*** SUPPLIED INFORMATION Section Begins ***
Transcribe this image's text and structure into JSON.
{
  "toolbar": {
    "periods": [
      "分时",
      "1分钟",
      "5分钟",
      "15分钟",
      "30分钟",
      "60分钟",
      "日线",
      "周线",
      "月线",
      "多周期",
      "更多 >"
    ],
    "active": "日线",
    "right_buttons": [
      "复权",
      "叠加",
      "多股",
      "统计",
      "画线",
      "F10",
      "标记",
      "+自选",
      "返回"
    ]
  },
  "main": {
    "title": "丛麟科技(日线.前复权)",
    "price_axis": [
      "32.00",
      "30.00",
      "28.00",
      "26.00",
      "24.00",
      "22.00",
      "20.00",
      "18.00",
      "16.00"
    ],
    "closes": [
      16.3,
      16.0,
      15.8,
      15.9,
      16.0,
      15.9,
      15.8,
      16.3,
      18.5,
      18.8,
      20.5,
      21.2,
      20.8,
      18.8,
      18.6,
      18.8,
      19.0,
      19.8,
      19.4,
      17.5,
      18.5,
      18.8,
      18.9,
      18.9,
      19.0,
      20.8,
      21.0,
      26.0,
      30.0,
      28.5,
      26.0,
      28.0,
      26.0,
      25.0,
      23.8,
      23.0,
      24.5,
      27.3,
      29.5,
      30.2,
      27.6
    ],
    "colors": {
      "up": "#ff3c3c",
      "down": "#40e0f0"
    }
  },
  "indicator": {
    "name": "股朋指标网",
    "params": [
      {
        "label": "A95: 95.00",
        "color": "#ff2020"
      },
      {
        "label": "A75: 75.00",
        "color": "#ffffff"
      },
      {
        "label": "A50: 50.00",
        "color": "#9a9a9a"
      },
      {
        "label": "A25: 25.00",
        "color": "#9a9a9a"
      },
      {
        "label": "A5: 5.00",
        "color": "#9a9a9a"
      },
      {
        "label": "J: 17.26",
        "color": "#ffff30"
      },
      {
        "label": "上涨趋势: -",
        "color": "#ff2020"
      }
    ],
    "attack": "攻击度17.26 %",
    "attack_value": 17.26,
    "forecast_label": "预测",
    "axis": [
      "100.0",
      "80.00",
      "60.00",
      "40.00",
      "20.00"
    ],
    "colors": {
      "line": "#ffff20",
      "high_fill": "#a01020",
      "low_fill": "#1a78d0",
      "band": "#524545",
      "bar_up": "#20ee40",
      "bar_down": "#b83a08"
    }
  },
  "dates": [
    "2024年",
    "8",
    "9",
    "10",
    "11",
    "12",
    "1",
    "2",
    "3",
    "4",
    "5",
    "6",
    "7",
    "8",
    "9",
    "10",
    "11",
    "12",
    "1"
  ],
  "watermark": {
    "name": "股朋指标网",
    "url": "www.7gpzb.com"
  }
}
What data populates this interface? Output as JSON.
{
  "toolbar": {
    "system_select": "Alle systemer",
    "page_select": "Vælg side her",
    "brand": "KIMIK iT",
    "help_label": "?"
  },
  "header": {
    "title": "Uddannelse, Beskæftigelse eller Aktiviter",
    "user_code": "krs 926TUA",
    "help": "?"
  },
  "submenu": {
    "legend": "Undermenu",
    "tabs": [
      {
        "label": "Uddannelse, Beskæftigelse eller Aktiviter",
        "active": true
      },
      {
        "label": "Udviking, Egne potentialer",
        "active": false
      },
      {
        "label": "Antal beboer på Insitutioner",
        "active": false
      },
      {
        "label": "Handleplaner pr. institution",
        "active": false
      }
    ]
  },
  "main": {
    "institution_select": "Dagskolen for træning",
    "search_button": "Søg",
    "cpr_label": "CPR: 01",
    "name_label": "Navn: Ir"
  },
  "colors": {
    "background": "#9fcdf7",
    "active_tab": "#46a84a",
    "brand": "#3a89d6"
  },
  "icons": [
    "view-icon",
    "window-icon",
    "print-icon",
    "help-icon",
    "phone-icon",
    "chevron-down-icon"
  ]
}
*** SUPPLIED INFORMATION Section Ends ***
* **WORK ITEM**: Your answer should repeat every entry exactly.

* **EXERCISE SOLUTION**:
Transcribe this image's text and structure into JSON.
{
  "toolbar": {
    "periods": [
      "分时",
      "1分钟",
      "5分钟",
      "15分钟",
      "30分钟",
      "60分钟",
      "日线",
      "周线",
      "月线",
      "多周期",
      "更多 >"
    ],
    "active": "日线",
    "right_buttons": [
      "复权",
      "叠加",
      "多股",
      "统计",
      "画线",
      "F10",
      "标记",
      "+自选",
      "返回"
    ]
  },
  "main": {
    "title": "丛麟科技(日线.前复权)",
    "price_axis": [
      "32.00",
      "30.00",
      "28.00",
      "26.00",
      "24.00",
      "22.00",
      "20.00",
      "18.00",
      "16.00"
    ],
    "closes": [
      16.3,
      16.0,
      15.8,
      15.9,
      16.0,
      15.9,
      15.8,
      16.3,
      18.5,
      18.8,
      20.5,
      21.2,
      20.8,
      18.8,
      18.6,
      18.8,
      19.0,
      19.8,
      19.4,
      17.5,
      18.5,
      18.8,
      18.9,
      18.9,
      19.0,
      20.8,
      21.0,
      26.0,
      30.0,
      28.5,
      26.0,
      28.0,
      26.0,
      25.0,
      23.8,
      23.0,
      24.5,
      27.3,
      29.5,
      30.2,
      27.6
    ],
    "colors": {
      "up": "#ff3c3c",
      "down": "#40e0f0"
    }
  },
  "indicator": {
    "name": "股朋指标网",
    "params": [
      {
        "label": "A95: 95.00",
        "color": "#ff2020"
      },
      {
        "label": "A75: 75.00",
        "color": "#ffffff"
      },
      {
        "label": "A50: 50.00",
        "color": "#9a9a9a"
      },
      {
        "label": "A25: 25.00",
        "color": "#9a9a9a"
      },
      {
        "label": "A5: 5.00",
        "color": "#9a9a9a"
      },
      {
        "label": "J: 17.26",
        "color": "#ffff30"
      },
      {
        "label": "上涨趋势: -",
        "color": "#ff2020"
      }
    ],
    "attack": "攻击度17.26 %",
    "attack_value": 17.26,
    "forecast_label": "预测",
    "axis": [
      "100.0",
      "80.00",
      "60.00",
      "40.00",
      "20.00"
    ],
    "colors": {
      "line": "#ffff20",
      "high_fill": "#a01020",
      "low_fill": "#1a78d0",
      "band": "#524545",
      "bar_up": "#20ee40",
      "bar_down": "#b83a08"
    }
  },
  "dates": [
    "2024年",
    "8",
    "9",
    "10",
    "11",
    "12",
    "1",
    "2",
    "3",
    "4",
    "5",
    "6",
    "7",
    "8",
    "9",
    "10",
    "11",
    "12",
    "1"
  ],
  "watermark": {
    "name": "股朋指标网",
    "url": "www.7gpzb.com"
  }
}
What data populates this interface? Output as JSON.
{
  "toolbar": {
    "system_select": "Alle systemer",
    "page_select": "Vælg side her",
    "brand": "KIMIK iT",
    "help_label": "?"
  },
  "header": {
    "title": "Uddannelse, Beskæftigelse eller Aktiviter",
    "user_code": "krs 926TUA",
    "help": "?"
  },
  "submenu": {
    "legend": "Undermenu",
    "tabs": [
      {
        "label": "Uddannelse, Beskæftigelse eller Aktiviter",
        "active": true
      },
      {
        "label": "Udviking, Egne potentialer",
        "active": false
      },
      {
        "label": "Antal beboer på Insitutioner",
        "active": false
      },
      {
        "label": "Handleplaner pr. institution",
        "active": false
      }
    ]
  },
  "main": {
    "institution_select": "Dagskolen for træning",
    "search_button": "Søg",
    "cpr_label": "CPR: 01",
    "name_label": "Navn: Ir"
  },
  "colors": {
    "background": "#9fcdf7",
    "active_tab": "#46a84a",
    "brand": "#3a89d6"
  },
  "icons": [
    "view-icon",
    "window-icon",
    "print-icon",
    "help-icon",
    "phone-icon",
    "chevron-down-icon"
  ]
}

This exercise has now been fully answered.